The question now is whether the Fed will rock the boat in today’s meeting? I personally can’t see this happening and, judging by the fact the S&P 500 closed at session highs, it seems the wider trading and investor community don’t either. Implied overnight options volatility in EUR/USD (12.48%), AUD/USD (16.1%) and USD/JPY (13.96%) are certainly elevated, but that is happening because the market is still somewhat on edge after the recent moves. Plus, of course, we do have the Federal Reserve demanding the capital markets’ attention.
All about the Fed
There has been a lot of water under the bridge since the last FOMC meeting. But if we forget about all the news flow and repricing of interest rate markets since the 18 September meeting, in theory there is reason for the Fed to be quite positive, at least from a capital market perceptive. Since the last meeting, the US ten-year treasury has fallen 33 basis points. Retail gasoline prices have fallen 10% (currently at the lowest levels since December 2010) and the S&P 500 is only 1.1% lower, while the USD (on a trade-weighted basis) is up 1.5%.
These moves do lower the prospect that the Fed will talk specifically about the capital markets, but it certainly doesn’t give them scope to be hawkish. With inflation expectations falling, it will be interesting to see if the statement explores inflation expectations in more depth, especially as Mr Bullard planted that seed on 16 October.
We should see the Fed end its QE program, pushing the US into a new era of monetary policy, although the cynics still feel that QE4 is just around the corner.
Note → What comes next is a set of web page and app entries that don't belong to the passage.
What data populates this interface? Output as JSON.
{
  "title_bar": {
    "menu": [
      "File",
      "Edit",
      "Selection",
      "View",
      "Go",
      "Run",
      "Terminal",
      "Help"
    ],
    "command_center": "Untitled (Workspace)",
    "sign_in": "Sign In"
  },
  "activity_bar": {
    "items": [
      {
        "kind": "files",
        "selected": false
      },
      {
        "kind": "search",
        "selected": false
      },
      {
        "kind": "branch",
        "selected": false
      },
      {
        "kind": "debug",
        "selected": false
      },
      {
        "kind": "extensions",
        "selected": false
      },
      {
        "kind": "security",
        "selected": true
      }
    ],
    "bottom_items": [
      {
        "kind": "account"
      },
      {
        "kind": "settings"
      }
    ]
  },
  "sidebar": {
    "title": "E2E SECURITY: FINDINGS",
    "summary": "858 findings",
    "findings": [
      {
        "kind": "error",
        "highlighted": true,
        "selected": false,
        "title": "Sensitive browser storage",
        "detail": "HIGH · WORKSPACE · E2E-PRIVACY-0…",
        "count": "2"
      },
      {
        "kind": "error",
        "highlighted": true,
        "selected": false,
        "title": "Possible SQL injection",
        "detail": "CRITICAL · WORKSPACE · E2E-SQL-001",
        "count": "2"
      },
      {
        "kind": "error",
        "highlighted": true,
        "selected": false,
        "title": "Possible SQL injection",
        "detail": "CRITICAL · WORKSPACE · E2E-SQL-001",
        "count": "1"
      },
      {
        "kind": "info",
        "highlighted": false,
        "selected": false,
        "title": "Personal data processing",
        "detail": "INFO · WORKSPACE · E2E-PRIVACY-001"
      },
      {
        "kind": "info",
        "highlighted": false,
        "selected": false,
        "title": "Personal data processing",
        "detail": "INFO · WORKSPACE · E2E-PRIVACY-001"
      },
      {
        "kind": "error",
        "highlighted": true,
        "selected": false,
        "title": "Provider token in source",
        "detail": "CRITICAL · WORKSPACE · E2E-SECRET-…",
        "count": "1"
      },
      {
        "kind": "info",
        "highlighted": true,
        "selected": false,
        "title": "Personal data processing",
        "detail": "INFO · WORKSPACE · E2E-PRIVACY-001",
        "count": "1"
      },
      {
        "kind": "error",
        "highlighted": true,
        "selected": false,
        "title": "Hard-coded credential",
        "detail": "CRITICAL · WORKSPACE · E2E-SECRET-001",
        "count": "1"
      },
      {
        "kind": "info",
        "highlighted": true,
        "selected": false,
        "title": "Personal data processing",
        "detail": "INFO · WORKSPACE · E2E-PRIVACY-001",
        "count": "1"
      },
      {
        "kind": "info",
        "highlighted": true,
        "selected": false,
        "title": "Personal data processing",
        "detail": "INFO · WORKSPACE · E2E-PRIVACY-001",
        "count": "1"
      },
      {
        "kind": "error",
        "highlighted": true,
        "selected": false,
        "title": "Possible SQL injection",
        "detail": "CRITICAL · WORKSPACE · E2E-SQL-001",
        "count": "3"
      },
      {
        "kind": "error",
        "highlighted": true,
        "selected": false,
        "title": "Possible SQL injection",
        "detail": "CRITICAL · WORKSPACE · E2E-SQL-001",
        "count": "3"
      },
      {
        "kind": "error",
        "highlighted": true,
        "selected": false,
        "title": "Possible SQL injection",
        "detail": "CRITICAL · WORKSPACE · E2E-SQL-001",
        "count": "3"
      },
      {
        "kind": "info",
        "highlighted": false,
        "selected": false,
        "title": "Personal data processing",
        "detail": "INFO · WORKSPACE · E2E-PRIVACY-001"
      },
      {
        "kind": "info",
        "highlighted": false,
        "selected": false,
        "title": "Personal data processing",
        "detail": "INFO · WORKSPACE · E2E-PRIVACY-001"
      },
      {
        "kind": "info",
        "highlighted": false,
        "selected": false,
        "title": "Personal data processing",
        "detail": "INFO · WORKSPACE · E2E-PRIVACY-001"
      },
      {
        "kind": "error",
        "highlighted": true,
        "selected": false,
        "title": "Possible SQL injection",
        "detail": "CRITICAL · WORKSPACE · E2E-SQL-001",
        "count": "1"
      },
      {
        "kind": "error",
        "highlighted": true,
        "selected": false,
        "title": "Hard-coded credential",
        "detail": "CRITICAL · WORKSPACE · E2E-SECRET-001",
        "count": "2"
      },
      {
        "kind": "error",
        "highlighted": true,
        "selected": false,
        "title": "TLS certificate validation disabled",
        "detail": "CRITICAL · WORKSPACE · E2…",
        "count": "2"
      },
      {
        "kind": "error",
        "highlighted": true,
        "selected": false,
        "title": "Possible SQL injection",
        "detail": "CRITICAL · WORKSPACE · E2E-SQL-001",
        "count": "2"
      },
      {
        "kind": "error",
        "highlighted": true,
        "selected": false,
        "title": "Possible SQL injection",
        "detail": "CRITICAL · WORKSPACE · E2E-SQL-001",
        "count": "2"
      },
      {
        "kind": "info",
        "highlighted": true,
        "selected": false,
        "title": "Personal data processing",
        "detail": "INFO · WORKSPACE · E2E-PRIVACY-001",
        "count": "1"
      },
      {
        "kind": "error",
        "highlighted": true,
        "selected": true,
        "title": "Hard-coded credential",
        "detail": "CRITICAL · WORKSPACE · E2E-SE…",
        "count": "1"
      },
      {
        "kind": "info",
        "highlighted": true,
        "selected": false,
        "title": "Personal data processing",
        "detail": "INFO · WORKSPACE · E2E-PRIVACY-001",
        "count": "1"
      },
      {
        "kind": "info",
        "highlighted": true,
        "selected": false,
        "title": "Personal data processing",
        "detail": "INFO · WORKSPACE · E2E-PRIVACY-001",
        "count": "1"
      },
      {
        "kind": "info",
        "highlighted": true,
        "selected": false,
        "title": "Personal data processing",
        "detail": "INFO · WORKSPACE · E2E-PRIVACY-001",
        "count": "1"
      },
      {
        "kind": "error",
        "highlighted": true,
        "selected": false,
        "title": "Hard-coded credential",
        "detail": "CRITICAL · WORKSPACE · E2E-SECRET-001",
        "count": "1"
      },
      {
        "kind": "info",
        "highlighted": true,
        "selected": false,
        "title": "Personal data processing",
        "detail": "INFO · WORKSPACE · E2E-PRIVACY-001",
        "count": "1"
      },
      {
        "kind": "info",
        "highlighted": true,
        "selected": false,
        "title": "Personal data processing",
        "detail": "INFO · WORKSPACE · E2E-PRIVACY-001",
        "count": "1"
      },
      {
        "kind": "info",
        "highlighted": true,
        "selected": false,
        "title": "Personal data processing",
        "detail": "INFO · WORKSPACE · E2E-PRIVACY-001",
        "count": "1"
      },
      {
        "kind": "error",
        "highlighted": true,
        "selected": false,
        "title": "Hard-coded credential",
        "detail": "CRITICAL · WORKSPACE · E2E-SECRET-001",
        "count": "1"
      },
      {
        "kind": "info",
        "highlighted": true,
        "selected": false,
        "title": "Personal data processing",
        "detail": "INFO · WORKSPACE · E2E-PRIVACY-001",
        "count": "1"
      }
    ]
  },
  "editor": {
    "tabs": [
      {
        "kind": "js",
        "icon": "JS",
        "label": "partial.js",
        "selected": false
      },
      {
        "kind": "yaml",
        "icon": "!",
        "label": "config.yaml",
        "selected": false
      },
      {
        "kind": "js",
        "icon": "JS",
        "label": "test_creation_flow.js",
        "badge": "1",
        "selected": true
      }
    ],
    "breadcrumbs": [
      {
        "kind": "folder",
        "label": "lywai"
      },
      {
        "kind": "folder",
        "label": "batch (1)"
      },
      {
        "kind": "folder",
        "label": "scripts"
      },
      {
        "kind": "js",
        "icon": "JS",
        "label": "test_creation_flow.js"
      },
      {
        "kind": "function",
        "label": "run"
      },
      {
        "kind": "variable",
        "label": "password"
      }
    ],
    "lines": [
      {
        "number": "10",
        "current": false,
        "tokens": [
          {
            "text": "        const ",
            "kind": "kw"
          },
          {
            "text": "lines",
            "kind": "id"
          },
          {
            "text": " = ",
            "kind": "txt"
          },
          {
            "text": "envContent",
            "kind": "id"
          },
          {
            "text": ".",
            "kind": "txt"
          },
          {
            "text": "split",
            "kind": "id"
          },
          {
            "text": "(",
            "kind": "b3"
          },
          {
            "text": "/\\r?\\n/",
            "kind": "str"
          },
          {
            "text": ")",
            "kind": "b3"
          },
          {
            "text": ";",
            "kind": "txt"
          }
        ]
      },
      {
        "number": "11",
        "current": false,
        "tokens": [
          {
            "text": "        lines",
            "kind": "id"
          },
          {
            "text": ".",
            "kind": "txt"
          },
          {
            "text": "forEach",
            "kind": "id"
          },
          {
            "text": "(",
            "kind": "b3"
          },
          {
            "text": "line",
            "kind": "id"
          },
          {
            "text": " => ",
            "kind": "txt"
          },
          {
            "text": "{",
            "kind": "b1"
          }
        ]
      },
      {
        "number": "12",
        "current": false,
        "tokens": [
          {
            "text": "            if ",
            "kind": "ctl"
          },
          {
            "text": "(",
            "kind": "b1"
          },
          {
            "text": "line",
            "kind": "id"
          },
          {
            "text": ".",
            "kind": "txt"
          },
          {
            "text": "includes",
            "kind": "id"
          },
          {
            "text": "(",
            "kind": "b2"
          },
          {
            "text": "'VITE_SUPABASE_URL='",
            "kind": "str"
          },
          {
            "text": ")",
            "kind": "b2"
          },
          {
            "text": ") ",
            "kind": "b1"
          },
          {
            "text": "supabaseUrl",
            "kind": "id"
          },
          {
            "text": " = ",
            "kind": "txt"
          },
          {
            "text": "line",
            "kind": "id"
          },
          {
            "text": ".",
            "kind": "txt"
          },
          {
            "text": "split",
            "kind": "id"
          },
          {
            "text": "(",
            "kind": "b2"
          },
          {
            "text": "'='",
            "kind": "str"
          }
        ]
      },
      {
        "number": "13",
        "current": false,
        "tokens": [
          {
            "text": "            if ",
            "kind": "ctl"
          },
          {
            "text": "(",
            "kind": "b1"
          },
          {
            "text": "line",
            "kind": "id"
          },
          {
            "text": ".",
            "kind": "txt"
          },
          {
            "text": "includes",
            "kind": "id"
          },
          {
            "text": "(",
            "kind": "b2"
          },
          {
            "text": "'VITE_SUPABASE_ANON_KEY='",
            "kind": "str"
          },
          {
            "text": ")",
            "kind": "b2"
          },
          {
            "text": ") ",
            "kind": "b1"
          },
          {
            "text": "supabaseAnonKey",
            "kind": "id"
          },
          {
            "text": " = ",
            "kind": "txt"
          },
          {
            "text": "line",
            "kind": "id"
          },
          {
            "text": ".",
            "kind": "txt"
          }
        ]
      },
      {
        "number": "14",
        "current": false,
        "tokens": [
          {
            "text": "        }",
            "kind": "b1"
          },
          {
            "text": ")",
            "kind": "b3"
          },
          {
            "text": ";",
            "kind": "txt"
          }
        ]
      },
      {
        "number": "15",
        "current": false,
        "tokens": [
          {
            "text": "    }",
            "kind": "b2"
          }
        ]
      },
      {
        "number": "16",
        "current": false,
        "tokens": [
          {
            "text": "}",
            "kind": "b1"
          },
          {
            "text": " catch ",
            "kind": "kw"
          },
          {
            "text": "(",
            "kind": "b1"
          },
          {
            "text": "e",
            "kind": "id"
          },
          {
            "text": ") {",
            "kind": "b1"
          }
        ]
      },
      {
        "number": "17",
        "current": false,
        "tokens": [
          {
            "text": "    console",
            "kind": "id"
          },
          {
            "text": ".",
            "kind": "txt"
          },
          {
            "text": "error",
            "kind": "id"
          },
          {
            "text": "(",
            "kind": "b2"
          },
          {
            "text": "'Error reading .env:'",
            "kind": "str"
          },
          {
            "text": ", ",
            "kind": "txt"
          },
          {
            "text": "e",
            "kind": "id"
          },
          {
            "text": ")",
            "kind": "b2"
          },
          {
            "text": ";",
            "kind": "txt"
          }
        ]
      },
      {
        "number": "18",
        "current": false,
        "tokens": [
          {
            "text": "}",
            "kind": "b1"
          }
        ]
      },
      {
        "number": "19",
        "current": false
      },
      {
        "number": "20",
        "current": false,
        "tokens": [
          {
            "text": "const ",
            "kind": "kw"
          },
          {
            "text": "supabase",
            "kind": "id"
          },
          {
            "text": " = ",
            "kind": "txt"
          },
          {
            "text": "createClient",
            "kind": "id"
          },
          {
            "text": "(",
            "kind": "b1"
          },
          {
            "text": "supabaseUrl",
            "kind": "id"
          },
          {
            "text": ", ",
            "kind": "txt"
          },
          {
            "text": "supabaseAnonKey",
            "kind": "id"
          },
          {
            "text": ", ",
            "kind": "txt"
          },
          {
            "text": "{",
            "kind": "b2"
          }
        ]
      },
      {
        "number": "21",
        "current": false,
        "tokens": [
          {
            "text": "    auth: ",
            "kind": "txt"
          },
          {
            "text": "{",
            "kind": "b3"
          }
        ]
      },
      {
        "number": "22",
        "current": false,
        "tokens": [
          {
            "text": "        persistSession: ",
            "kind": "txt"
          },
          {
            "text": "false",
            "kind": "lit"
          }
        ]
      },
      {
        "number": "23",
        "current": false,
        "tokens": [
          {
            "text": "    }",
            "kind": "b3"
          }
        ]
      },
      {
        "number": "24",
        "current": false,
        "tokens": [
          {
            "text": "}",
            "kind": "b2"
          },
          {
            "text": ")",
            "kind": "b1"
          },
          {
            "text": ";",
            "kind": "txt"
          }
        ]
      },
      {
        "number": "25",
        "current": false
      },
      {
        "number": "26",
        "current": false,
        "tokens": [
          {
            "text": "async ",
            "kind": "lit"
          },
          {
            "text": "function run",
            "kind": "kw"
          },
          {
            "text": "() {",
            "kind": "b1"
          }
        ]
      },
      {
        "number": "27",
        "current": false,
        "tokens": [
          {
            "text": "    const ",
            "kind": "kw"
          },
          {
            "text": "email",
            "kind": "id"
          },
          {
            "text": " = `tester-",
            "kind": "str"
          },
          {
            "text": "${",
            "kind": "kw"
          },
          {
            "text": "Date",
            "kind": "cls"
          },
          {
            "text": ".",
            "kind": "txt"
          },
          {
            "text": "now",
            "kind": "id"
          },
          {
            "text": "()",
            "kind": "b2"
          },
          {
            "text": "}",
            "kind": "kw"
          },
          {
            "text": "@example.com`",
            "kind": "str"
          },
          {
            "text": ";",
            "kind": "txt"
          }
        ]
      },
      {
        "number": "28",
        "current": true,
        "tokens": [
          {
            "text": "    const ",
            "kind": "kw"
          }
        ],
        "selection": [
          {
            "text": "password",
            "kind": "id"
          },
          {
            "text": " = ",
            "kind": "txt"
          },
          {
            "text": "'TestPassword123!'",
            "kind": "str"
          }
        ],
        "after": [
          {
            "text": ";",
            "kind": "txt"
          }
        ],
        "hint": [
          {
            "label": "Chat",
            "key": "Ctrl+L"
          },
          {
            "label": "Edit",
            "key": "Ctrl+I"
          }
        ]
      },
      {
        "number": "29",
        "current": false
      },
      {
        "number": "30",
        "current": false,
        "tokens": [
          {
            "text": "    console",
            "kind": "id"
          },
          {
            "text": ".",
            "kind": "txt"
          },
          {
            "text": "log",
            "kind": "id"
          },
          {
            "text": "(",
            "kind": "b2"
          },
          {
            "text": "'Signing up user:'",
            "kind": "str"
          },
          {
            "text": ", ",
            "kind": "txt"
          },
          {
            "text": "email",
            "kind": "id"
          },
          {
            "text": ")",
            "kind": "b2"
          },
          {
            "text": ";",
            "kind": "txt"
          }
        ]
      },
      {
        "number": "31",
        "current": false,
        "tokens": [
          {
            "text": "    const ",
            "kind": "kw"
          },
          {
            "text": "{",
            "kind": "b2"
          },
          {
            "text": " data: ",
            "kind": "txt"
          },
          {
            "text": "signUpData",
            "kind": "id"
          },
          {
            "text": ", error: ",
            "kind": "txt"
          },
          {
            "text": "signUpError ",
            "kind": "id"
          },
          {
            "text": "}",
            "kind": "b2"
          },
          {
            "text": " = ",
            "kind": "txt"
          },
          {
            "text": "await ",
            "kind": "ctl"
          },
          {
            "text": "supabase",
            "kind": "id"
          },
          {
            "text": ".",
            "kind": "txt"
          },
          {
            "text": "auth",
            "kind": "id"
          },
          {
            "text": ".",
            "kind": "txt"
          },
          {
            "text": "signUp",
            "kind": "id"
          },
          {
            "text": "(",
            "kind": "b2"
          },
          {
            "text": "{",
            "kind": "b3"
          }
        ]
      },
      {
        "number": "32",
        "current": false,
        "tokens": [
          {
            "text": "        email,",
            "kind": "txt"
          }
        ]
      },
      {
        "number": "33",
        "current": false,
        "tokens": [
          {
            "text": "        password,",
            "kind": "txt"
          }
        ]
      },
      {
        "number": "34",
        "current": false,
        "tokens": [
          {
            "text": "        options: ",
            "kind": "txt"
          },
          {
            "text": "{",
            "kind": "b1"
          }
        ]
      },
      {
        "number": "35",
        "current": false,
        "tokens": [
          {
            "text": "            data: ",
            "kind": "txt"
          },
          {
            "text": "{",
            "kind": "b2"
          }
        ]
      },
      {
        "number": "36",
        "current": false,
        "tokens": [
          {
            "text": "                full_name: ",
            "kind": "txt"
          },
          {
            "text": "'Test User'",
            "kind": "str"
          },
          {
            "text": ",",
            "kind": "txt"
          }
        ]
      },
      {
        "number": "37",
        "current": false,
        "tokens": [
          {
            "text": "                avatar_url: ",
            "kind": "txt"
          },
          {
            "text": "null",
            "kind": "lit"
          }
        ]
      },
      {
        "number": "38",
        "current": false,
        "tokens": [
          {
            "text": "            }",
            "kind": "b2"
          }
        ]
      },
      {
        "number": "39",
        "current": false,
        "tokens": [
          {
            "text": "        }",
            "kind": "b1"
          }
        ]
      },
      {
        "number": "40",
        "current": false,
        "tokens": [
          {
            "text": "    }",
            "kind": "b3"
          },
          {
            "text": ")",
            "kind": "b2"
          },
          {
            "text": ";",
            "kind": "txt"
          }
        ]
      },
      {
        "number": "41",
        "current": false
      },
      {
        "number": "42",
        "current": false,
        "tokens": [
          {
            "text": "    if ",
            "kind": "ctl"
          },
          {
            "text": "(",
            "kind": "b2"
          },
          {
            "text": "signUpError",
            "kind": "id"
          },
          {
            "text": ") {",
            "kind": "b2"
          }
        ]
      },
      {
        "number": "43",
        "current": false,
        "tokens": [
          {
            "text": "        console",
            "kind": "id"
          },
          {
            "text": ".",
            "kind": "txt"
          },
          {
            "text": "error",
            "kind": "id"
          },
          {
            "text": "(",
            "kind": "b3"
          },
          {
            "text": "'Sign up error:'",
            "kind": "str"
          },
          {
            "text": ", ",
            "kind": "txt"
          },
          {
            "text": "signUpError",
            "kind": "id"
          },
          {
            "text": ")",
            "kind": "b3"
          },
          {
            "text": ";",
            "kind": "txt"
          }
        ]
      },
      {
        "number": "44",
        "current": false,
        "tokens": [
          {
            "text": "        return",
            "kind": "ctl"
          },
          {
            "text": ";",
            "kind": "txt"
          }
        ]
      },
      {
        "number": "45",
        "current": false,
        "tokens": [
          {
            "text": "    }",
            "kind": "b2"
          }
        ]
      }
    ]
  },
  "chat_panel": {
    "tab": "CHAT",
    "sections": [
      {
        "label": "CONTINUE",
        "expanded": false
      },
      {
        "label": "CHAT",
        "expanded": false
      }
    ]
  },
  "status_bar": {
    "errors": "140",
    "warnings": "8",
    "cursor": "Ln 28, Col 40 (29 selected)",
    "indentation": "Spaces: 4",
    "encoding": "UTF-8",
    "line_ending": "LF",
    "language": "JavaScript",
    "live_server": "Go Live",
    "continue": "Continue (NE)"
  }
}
The statement should continue to voice a ‘significant under-utilization’ of the labour market and a ‘considerable’ period of time between the end of QE and the first rate hike.
Recall the Fed’s last set of projections portrayed the funds rate would be at 1.37% by December 2015. The market is pricing the funds rate at 45 basis points by this period, so someone is clearly wrong. If trading is taking advantage of price misalignments, then this is perhaps one of the biggest divergences in many years. While we won’t get any new projections, rhetoric suggesting their view hasn’t materially changed could cause a USD rally. The fact we have already started to see a bear flattening of the US yield curve today (with the two-year treasury up three basis points today) is interesting.
The USD is consolidating, and is in a triangle pattern on the daily chart. My best guess is we will get a break to the upside, with the USD index needing to break above 85.71 (spot now at 85.41) for this pattern to play out. Traders will be looking to buy the break here, which should coincide with EUR/USD trading towards $1.2600, USD/JPY towards ¥108.93 and AUD/USD to $0.8800. Watch price action in the NZD too, with the RBNZ due out shortly after the FOMC meet. With soft inflation, it’s realistic to believe the statement will be fairly neutral.